Updated: Dec 19, 2020
Hello all! I've talked a little about the cracked surface pottery I've been making and figured I would share some info with you and some in-progress photos of the pieces I have drying now.
The cracked surface effect is created by brushing a chemical onto the surface of your wet clay called sodium silicate. Sodium silicate is the common name for a compound sodium metasilicate, and is also referred to as liquid glass. It's commonly used in ceramics as a deflocculant in slip preparation, when brushed onto pottery on the wheel, it creates a hard layer of clay on the outside while leaving the inside clay moist.
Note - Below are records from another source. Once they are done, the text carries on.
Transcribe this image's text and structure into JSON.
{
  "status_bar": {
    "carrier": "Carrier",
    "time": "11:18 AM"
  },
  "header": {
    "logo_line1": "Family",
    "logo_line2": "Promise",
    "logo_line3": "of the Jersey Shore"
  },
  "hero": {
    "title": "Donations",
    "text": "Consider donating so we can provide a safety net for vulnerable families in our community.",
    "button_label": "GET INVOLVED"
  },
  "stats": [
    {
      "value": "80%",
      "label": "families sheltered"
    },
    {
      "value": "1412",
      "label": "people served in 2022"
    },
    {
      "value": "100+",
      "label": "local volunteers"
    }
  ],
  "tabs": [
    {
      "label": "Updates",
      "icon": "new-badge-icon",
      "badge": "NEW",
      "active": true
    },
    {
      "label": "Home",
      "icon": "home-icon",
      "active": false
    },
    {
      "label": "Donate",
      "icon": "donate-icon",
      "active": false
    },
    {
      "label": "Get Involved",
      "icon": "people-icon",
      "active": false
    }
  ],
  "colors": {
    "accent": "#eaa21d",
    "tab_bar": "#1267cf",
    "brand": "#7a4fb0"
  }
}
After I brush the sodium silicate onto the piece, I let mine sit for 20 minutes. The longer you let it sit, the longer the clay will absorb the s.s and the more cracks you'll get.
Before I stretch the clay, I like to add a texture/detail or underglazes that will make my pieces pop! Then it's just time to stretch the clay and see the results!
Lately, now that I've been getting more comfortable with the technique, I've been adding more colors into the pots. I love the blending that happens where the two colors converge on the piece, and when I stretch upwards they pull and morph into new colors.
And the best part is I have so many options to explore. How will glazes look on the pieces? How many combos can I find? Endless discoveries, that's one of my favorite things about art! Hope to share more with you soon, if you'd like to learn more about throwing cracked surface pottery I have some videos here on my site, as well as on my YouTube channel. that you can check out to see the process. Until next time, thank you so much for the support and I hope you're staying happy & healthy!